'''

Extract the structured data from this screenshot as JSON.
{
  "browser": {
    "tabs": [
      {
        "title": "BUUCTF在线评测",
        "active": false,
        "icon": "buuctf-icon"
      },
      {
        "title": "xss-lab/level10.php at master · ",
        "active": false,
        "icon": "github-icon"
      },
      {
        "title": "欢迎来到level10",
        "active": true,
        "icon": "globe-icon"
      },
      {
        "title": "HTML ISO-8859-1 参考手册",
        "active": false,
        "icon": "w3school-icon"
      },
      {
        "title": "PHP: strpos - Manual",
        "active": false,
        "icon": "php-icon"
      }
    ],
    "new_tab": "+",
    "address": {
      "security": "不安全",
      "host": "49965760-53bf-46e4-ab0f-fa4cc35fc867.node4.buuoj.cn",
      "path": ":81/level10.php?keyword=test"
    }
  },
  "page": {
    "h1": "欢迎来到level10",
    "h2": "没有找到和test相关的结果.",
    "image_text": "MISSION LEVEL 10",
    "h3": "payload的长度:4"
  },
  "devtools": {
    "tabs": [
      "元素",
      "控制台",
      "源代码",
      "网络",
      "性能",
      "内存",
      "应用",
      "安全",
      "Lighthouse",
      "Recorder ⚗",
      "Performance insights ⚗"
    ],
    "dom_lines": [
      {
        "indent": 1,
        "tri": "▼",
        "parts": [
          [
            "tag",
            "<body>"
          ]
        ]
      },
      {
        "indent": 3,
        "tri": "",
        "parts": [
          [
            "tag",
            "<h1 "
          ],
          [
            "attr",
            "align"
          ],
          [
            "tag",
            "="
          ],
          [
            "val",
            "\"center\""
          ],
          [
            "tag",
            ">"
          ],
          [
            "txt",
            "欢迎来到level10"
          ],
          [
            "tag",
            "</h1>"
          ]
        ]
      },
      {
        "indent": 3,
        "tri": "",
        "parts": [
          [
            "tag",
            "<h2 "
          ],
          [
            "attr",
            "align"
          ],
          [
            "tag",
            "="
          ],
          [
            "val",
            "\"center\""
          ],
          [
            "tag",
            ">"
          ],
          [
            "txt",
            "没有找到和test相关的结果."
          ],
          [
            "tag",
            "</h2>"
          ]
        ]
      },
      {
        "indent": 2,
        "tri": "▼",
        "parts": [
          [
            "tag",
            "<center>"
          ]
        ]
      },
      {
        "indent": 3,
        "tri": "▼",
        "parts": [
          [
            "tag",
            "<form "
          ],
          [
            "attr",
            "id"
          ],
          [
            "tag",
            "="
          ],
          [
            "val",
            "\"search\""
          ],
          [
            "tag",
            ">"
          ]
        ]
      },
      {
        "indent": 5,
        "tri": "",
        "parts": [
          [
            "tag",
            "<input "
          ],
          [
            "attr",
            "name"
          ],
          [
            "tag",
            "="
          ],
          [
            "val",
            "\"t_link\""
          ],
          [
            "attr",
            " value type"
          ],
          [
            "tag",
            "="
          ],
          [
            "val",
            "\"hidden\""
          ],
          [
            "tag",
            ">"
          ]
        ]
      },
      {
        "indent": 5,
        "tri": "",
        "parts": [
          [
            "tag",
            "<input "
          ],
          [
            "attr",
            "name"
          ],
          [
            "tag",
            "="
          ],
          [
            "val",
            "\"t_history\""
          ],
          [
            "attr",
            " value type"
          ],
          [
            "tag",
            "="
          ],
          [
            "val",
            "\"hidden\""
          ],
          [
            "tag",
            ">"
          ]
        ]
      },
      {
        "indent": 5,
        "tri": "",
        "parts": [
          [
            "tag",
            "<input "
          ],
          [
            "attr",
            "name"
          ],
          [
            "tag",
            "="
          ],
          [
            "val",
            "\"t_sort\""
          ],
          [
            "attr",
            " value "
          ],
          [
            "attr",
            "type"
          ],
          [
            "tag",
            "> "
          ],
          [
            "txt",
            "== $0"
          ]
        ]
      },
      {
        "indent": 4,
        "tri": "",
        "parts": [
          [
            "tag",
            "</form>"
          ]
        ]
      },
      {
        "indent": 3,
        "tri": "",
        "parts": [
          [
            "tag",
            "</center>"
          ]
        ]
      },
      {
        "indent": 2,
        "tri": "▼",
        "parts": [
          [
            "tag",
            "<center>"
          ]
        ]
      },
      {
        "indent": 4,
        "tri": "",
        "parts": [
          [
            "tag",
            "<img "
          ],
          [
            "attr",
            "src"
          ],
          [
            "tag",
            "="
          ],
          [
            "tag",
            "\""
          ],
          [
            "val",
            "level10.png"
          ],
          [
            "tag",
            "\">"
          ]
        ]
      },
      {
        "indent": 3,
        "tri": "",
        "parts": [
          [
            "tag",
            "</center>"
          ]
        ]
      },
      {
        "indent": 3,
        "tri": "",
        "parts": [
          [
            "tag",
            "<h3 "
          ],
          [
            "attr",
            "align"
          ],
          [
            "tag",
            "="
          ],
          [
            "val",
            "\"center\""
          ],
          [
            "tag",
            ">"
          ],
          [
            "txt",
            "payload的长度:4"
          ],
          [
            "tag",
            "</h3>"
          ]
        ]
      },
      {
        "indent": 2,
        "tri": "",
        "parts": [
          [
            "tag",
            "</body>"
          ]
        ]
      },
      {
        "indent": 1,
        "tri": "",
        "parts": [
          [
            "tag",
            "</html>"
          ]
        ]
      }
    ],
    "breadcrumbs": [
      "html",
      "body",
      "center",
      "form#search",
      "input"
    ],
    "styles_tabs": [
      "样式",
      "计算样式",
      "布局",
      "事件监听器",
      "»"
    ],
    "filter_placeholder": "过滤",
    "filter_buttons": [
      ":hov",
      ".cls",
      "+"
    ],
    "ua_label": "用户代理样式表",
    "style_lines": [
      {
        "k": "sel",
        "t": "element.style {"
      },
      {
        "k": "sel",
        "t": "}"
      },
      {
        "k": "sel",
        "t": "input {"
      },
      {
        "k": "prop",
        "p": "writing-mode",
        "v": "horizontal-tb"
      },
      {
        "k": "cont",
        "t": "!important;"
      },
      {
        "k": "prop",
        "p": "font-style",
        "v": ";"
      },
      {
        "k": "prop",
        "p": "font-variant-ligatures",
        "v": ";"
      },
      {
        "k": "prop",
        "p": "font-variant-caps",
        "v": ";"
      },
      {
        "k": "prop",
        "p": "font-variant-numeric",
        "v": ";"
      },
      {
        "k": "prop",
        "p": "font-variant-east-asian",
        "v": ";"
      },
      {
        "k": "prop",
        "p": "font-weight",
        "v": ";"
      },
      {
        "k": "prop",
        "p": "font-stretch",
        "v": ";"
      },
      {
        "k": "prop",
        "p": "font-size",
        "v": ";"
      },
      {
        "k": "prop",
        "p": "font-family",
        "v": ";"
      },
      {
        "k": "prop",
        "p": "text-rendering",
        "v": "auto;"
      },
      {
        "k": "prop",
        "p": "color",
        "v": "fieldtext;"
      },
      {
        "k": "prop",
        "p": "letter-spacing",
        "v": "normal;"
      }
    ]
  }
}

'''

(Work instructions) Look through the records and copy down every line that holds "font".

(Exercise solution)
        "p": "font-style",
        "p": "font-variant-ligatures",
        "p": "font-variant-caps",
        "p": "font-variant-numeric",
        "p": "font-variant-east-asian",
        "p": "font-weight",
        "p": "font-stretch",
        "p": "font-size",
        "p": "font-family",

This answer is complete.